Isabelle Huppert gained early recognition for her cinematic roles as in Bertrand Blier’s Les valseuses (Going Places) and Bertrand Tavernier’s Le juge et l’assassin (The Judge and the Assassin). Her collaboration with Claude Chabrol gave her the opportunity to act in many different genres: comedy (Rien ne va plus, Eng. The Swindle), drama (Une affaire de femmes, Eng. Story of Women), film noir (Merci pour le chocolat), literary adaptations (Madame Bovary), and even political fiction (L’ivresse du pouvoir, Eng. Comedy of Power). She was awarded a number of times as Best Actress at Cannes and Venice as well as for the César. In addition to having twice earned Best Actress at Cannes (also for Michael Haneke’s The Piano Teacher), Huppert has served as host, jury member, and, in 2009, Jury President of the prestigious festival. Parallel to her screen career, Isabelle Huppert performs on stages in France and internationally. She has acted under the direction of Bob Wilson (Virginia Woolf’s Orlando, Heiner Muller’s Quartett), Peter Zadek (Shakespeare’s Measure for Measure), and Claude Régy (Sarah Kane’s 4.48 Psychosis, Paul Claudel’s Joan of Arc at the Stake) and in many other international productions. She recently received an Honorary Molière Award for lifetime achievement and the 16th Europe Theatre Prize.
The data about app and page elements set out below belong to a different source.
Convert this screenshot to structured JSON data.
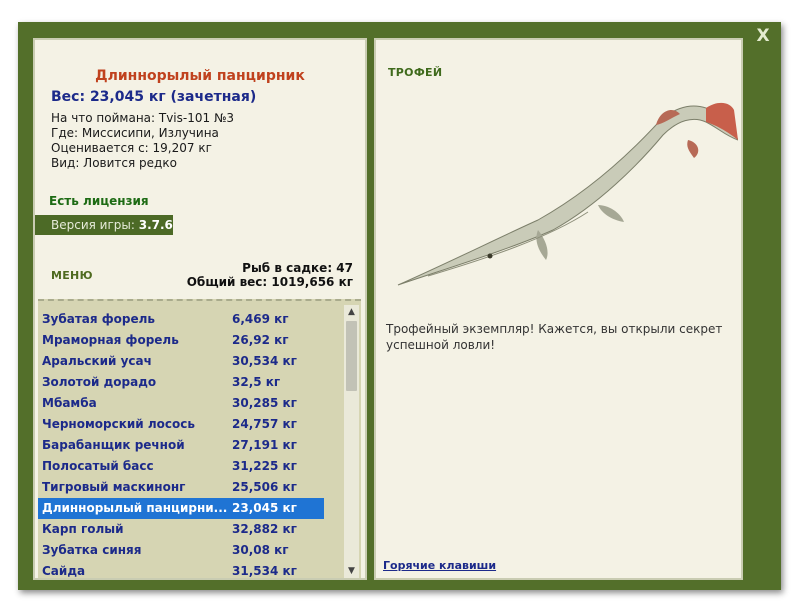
{
  "window": {
    "close_label": "X"
  },
  "fish": {
    "name": "Длиннорылый панцирник",
    "weight": "Вес: 23,045 кг (зачетная)",
    "caught_with": "На что поймана: Tvis-101 №3",
    "where": "Где: Миссисипи, Излучина",
    "rated_from": "Оценивается с: 19,207 кг",
    "kind": "Вид: Ловится редко"
  },
  "license": "Есть лицензия",
  "version": {
    "label": "Версия игры:",
    "value": "3.7.6"
  },
  "menu_label": "МЕНЮ",
  "cage": {
    "count": "Рыб в садке: 47",
    "total": "Общий вес: 1019,656 кг"
  },
  "catches": [
    {
      "name": "Зубатая форель",
      "weight": "6,469 кг"
    },
    {
      "name": "Мраморная форель",
      "weight": "26,92 кг"
    },
    {
      "name": "Аральский усач",
      "weight": "30,534 кг"
    },
    {
      "name": "Золотой дорадо",
      "weight": "32,5 кг"
    },
    {
      "name": "Мбамба",
      "weight": "30,285 кг"
    },
    {
      "name": "Черноморский лосось",
      "weight": "24,757 кг"
    },
    {
      "name": "Барабанщик речной",
      "weight": "27,191 кг"
    },
    {
      "name": "Полосатый басс",
      "weight": "31,225 кг"
    },
    {
      "name": "Тигровый маскинонг",
      "weight": "25,506 кг"
    },
    {
      "name": "Длиннорылый панцирни...",
      "weight": "23,045 кг"
    },
    {
      "name": "Карп голый",
      "weight": "32,882 кг"
    },
    {
      "name": "Зубатка синяя",
      "weight": "30,08 кг"
    },
    {
      "name": "Сайда",
      "weight": "31,534 кг"
    }
  ],
  "selected_index": 9,
  "trophy": {
    "title": "ТРОФЕЙ",
    "text": "Трофейный экземпляр! Кажется, вы открыли секрет успешной ловли!"
  },
  "hotkeys_link": "Горячие клавиши",
  "colors": {
    "frame": "#536f2a",
    "panel": "#f4f2e5",
    "list_bg": "#d6d5b3",
    "selection": "#1f74d4",
    "title_red": "#c0421e",
    "link_blue": "#1c2a8a"
  }
}
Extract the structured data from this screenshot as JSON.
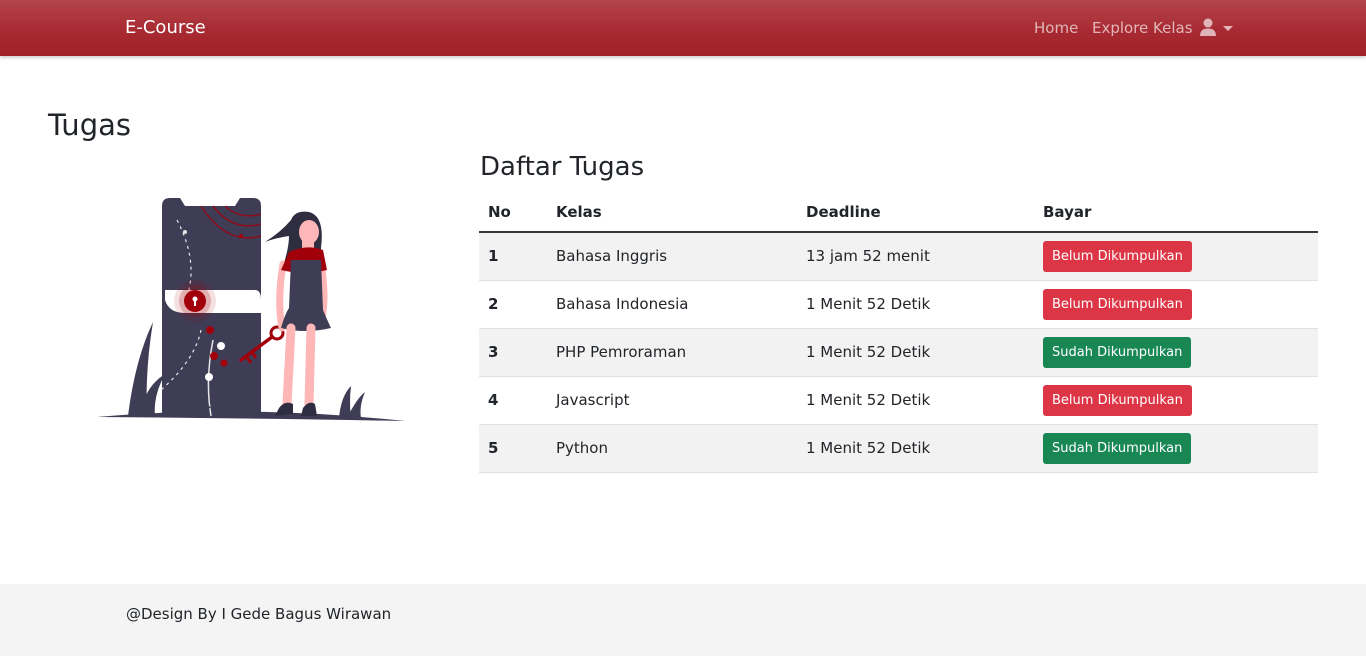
{
  "navbar": {
    "brand": "E-Course",
    "links": [
      {
        "label": "Home"
      },
      {
        "label": "Explore Kelas"
      }
    ],
    "user_icon": "user-icon",
    "color": "#a82a32"
  },
  "page": {
    "title": "Tugas",
    "section_title": "Daftar Tugas"
  },
  "table": {
    "headers": [
      "No",
      "Kelas",
      "Deadline",
      "Bayar"
    ],
    "rows": [
      {
        "no": "1",
        "kelas": "Bahasa Inggris",
        "deadline": "13 jam 52 menit",
        "status": "Belum Dikumpulkan",
        "status_type": "danger"
      },
      {
        "no": "2",
        "kelas": "Bahasa Indonesia",
        "deadline": "1 Menit 52 Detik",
        "status": "Belum Dikumpulkan",
        "status_type": "danger"
      },
      {
        "no": "3",
        "kelas": "PHP Pemroraman",
        "deadline": "1 Menit 52 Detik",
        "status": "Sudah Dikumpulkan",
        "status_type": "success"
      },
      {
        "no": "4",
        "kelas": "Javascript",
        "deadline": "1 Menit 52 Detik",
        "status": "Belum Dikumpulkan",
        "status_type": "danger"
      },
      {
        "no": "5",
        "kelas": "Python",
        "deadline": "1 Menit 52 Detik",
        "status": "Sudah Dikumpulkan",
        "status_type": "success"
      }
    ]
  },
  "colors": {
    "danger": "#dc3545",
    "success": "#198754",
    "accent": "#a12127"
  },
  "footer": {
    "text": "@Design By I Gede Bagus Wirawan"
  }
}
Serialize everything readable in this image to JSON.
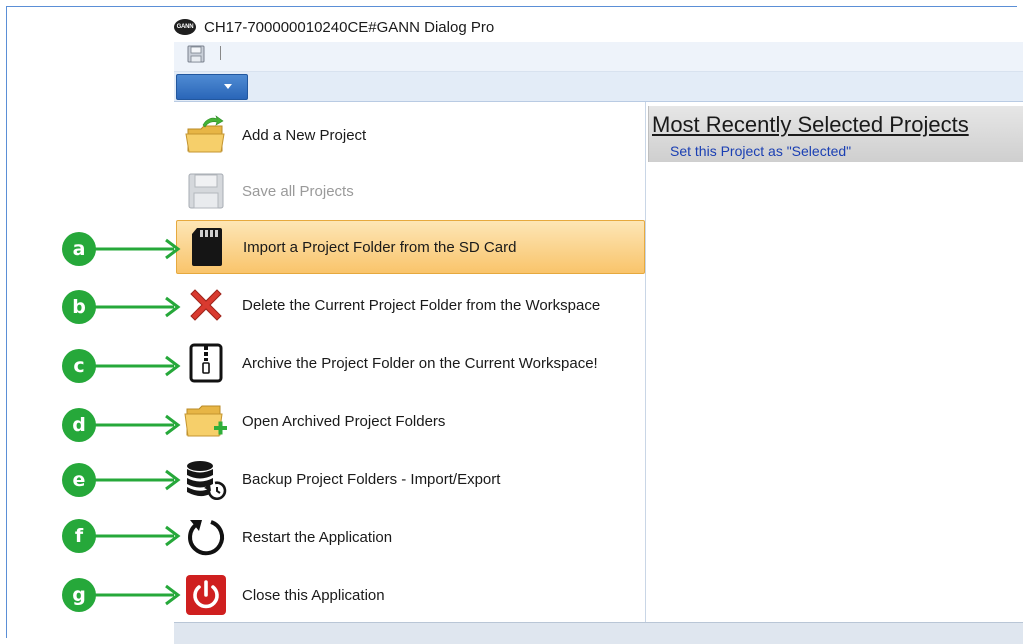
{
  "window": {
    "title": "CH17-700000010240CE#GANN Dialog Pro",
    "logo_text": "GANN"
  },
  "menu": {
    "items": [
      {
        "label": "Add a New Project",
        "icon": "add-folder-icon",
        "state": "normal"
      },
      {
        "label": "Save all Projects",
        "icon": "floppy-disk-icon",
        "state": "disabled"
      },
      {
        "label": "Import a Project Folder from the SD Card",
        "icon": "sd-card-icon",
        "state": "selected"
      },
      {
        "label": "Delete the Current Project Folder from the Workspace",
        "icon": "red-x-icon",
        "state": "normal"
      },
      {
        "label": "Archive the Project Folder on the Current Workspace!",
        "icon": "zip-archive-icon",
        "state": "normal"
      },
      {
        "label": "Open Archived Project Folders",
        "icon": "folder-plus-icon",
        "state": "normal"
      },
      {
        "label": "Backup Project Folders - Import/Export",
        "icon": "database-restore-icon",
        "state": "normal"
      },
      {
        "label": "Restart the Application",
        "icon": "restart-icon",
        "state": "normal"
      },
      {
        "label": "Close this Application",
        "icon": "power-icon",
        "state": "normal"
      }
    ]
  },
  "recent": {
    "title": "Most Recently Selected Projects",
    "set_selected_link": "Set this Project as \"Selected\""
  },
  "callouts": [
    "a",
    "b",
    "c",
    "d",
    "e",
    "f",
    "g"
  ],
  "colors": {
    "selected_gradient_top": "#fde6b6",
    "selected_gradient_bottom": "#f9c46b",
    "callout_green": "#26a83a",
    "link_blue": "#1a3fb3",
    "file_tab_blue": "#2a66b8"
  }
}
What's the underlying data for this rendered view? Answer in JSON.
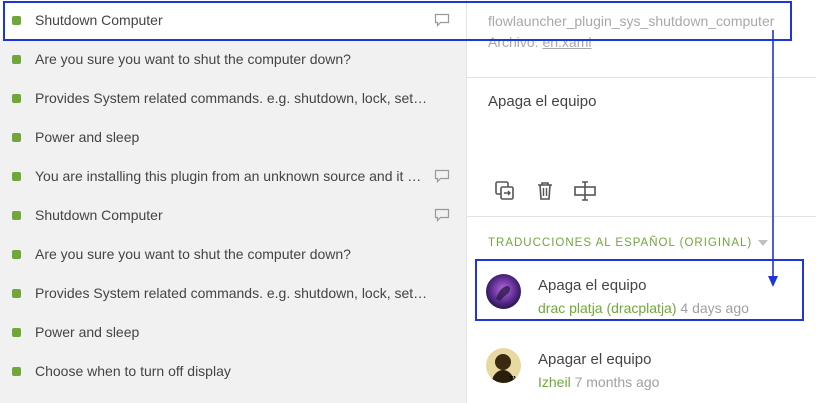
{
  "strings": [
    {
      "text": "Shutdown Computer",
      "has_comment": true,
      "selected": true
    },
    {
      "text": "Are you sure you want to shut the computer down?",
      "has_comment": false
    },
    {
      "text": "Provides System related commands. e.g. shutdown, lock, settings...",
      "has_comment": false
    },
    {
      "text": "Power and sleep",
      "has_comment": false
    },
    {
      "text": "You are installing this plugin from an unknown source and it m...",
      "has_comment": true
    },
    {
      "text": "Shutdown Computer",
      "has_comment": true
    },
    {
      "text": "Are you sure you want to shut the computer down?",
      "has_comment": false
    },
    {
      "text": "Provides System related commands. e.g. shutdown, lock, settings...",
      "has_comment": false
    },
    {
      "text": "Power and sleep",
      "has_comment": false
    },
    {
      "text": "Choose when to turn off display",
      "has_comment": false
    }
  ],
  "detail": {
    "key": "flowlauncher_plugin_sys_shutdown_computer",
    "file_label": "Archivo:",
    "file_name": "en.xaml",
    "translation": "Apaga el equipo",
    "tools": [
      {
        "name": "copy-source-icon"
      },
      {
        "name": "trash-icon"
      },
      {
        "name": "text-cursor-icon"
      }
    ],
    "section_header": "TRADUCCIONES AL ESPAÑOL (ORIGINAL)",
    "suggestions": [
      {
        "text": "Apaga el equipo",
        "user": "drac platja (dracplatja)",
        "time": "4 days ago"
      },
      {
        "text": "Apagar el equipo",
        "user": "Izheil",
        "time": "7 months ago"
      }
    ]
  },
  "colors": {
    "status_green": "#6fa839",
    "annotation_blue": "#1f36d6",
    "panel_bg": "#f1f1f1"
  }
}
For her performance in Paul Verhoeven’s Elle she won the César for Best Actress as well as the Best Actress award for the US Gotham Awards, Golden Globes, and Spirit Awards, including an Oscar nomination in the same category. Most recently, she has starred in Michael Haneke’s Happy End, Benoit Jacquot’s Eva, Hong Sang Soo’s Claire’s Camera, and Serge Bozon’s Madame Hyde, for which she received the Best Actress Award at the Locarno Film Festival. In France, Isabelle Huppert is an Officer of the National Order of the Legion of Honor, an Officer of the National Order of Merit, and a Commander of the Order of Arts and Letters.